[Provided material Boundary: Start]

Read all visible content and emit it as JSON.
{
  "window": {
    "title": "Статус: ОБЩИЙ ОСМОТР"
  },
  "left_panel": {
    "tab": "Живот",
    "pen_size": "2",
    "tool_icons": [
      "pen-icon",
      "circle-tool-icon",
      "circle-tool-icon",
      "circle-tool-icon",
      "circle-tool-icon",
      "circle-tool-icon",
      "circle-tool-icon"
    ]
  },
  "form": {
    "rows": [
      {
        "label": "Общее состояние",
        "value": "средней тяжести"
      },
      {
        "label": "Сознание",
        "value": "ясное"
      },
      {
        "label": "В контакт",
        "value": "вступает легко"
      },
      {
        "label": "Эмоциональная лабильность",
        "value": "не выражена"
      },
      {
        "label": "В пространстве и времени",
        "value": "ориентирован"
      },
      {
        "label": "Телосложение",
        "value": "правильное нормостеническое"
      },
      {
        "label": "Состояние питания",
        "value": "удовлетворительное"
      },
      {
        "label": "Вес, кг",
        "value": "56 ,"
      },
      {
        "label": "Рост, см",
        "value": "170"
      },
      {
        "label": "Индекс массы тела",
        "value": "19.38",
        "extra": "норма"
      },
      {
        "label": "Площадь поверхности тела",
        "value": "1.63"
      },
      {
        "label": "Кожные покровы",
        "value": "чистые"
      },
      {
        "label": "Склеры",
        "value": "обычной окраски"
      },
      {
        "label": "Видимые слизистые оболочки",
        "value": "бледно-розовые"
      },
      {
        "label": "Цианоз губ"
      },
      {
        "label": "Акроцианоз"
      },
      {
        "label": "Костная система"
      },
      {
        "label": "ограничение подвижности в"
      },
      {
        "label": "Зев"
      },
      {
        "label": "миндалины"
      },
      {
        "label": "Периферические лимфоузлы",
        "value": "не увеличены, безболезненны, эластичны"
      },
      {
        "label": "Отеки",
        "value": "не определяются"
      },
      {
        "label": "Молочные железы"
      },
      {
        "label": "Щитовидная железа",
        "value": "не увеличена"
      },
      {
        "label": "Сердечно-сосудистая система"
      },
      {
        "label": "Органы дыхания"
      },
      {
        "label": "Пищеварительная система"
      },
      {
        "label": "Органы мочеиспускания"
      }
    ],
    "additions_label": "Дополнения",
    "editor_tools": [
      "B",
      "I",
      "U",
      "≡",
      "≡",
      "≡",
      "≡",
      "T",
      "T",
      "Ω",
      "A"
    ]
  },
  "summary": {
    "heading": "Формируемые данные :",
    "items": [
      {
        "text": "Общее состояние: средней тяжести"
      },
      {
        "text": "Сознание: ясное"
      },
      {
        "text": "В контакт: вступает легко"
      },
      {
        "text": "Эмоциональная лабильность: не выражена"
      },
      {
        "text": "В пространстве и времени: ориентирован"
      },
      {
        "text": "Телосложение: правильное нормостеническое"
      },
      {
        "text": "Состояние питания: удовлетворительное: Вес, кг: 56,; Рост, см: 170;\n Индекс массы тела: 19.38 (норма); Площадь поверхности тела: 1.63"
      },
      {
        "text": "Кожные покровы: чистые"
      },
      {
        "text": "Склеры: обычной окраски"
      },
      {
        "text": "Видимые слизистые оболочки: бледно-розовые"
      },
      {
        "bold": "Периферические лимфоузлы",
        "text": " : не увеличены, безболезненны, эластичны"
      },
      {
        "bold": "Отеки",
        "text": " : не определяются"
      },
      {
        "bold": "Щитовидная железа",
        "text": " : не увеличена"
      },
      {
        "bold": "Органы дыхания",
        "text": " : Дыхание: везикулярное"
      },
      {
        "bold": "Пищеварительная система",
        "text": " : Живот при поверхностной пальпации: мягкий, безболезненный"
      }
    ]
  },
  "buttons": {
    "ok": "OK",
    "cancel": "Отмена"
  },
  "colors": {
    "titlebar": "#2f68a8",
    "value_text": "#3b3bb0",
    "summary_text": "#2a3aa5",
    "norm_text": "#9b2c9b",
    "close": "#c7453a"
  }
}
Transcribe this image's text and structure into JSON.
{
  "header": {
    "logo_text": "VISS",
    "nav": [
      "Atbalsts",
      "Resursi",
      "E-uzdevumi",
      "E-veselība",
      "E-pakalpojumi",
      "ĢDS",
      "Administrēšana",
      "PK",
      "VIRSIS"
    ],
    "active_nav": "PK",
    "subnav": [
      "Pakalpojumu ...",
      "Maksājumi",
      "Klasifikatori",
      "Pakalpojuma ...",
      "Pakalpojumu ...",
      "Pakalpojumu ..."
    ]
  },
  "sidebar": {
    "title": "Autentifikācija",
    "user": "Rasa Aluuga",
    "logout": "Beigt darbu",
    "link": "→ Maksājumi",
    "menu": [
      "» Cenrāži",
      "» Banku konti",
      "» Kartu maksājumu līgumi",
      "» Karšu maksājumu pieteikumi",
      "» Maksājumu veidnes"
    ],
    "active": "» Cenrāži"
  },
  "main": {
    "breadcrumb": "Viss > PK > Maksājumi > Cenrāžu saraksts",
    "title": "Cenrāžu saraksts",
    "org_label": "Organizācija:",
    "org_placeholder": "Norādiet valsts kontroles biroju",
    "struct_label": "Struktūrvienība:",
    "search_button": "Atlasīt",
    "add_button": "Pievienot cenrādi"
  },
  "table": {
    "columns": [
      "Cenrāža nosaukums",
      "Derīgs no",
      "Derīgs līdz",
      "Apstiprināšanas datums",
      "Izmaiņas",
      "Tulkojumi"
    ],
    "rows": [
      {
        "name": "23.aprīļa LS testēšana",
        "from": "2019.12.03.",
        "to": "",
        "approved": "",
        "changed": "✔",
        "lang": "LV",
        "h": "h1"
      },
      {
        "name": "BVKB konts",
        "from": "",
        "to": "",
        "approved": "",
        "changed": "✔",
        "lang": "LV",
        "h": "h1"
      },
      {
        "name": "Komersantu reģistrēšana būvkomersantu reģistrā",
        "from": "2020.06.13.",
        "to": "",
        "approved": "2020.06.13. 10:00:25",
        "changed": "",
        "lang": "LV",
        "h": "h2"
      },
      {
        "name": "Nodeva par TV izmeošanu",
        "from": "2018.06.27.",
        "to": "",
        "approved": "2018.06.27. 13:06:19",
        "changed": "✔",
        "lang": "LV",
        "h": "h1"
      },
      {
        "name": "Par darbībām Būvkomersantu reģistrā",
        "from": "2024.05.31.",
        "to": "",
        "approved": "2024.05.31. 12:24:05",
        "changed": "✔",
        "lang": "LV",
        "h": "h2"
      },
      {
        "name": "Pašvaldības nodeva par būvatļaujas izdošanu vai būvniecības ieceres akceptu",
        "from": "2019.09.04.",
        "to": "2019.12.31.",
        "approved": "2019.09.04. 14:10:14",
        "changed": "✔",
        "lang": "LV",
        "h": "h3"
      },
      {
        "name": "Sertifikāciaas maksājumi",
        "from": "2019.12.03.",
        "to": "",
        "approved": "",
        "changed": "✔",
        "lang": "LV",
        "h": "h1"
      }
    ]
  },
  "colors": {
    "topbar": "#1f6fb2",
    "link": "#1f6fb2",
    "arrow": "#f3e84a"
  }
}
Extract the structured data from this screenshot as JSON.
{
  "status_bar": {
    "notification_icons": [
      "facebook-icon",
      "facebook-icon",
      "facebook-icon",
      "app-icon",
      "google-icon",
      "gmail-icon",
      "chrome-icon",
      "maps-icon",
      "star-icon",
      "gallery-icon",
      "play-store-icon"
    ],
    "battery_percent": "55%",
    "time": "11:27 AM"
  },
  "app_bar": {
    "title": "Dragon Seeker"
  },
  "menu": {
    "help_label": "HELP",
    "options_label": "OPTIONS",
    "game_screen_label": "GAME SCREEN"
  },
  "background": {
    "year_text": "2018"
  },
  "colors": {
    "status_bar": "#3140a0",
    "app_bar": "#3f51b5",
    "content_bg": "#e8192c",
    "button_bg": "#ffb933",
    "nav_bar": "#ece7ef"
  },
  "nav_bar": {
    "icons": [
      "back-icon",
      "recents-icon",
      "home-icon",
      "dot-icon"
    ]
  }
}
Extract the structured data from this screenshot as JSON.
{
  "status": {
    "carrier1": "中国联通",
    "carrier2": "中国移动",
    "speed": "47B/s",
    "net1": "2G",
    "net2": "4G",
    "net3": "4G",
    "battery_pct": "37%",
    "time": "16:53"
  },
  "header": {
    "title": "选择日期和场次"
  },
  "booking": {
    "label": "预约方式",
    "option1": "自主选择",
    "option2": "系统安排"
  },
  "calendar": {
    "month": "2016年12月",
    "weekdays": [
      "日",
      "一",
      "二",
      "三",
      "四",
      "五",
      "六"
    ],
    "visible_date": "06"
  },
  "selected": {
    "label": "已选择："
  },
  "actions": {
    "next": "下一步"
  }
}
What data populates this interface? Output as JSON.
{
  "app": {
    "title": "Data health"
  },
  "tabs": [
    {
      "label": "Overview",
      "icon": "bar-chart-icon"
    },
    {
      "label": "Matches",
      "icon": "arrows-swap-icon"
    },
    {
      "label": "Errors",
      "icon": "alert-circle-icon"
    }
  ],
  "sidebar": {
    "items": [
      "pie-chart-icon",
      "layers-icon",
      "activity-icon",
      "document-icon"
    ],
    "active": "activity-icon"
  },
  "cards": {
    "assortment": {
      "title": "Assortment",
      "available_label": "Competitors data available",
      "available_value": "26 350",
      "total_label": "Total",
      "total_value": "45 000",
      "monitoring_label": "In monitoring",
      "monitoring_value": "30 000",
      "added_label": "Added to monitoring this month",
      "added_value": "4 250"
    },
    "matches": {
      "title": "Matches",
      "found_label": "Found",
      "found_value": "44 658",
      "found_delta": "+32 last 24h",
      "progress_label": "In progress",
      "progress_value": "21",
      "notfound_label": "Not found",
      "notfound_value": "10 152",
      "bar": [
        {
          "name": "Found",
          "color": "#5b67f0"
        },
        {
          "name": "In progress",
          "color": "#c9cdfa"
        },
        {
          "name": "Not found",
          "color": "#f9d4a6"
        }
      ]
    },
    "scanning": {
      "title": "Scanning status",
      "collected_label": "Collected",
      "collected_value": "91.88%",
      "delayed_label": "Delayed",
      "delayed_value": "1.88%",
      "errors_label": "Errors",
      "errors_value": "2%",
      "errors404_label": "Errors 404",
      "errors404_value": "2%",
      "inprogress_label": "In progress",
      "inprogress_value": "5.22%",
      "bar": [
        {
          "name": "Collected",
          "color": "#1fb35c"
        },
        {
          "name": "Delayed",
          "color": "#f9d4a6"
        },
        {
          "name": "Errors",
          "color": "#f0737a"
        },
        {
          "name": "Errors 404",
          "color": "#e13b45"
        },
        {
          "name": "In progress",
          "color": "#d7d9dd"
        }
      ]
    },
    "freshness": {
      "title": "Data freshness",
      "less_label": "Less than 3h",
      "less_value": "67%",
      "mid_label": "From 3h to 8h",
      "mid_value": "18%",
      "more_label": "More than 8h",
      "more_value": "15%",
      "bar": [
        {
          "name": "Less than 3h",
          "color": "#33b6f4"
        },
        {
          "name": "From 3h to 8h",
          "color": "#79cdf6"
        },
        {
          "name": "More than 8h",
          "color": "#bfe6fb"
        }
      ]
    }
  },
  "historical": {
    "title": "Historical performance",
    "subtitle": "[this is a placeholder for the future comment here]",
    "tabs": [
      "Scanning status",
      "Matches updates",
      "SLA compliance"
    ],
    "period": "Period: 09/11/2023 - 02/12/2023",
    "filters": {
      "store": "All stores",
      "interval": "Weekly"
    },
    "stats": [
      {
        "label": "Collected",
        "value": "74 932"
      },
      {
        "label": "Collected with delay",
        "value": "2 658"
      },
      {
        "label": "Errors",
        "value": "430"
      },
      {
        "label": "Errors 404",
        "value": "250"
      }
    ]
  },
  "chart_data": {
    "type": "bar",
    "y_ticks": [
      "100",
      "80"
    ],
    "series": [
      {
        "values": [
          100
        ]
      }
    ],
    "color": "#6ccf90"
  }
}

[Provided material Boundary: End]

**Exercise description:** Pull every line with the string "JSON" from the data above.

**Response to this task:**
Read all visible content and emit it as JSON.
Transcribe this image's text and structure into JSON.
Extract the structured data from this screenshot as JSON.
Extract the structured data from this screenshot as JSON.
What data populates this interface? Output as JSON.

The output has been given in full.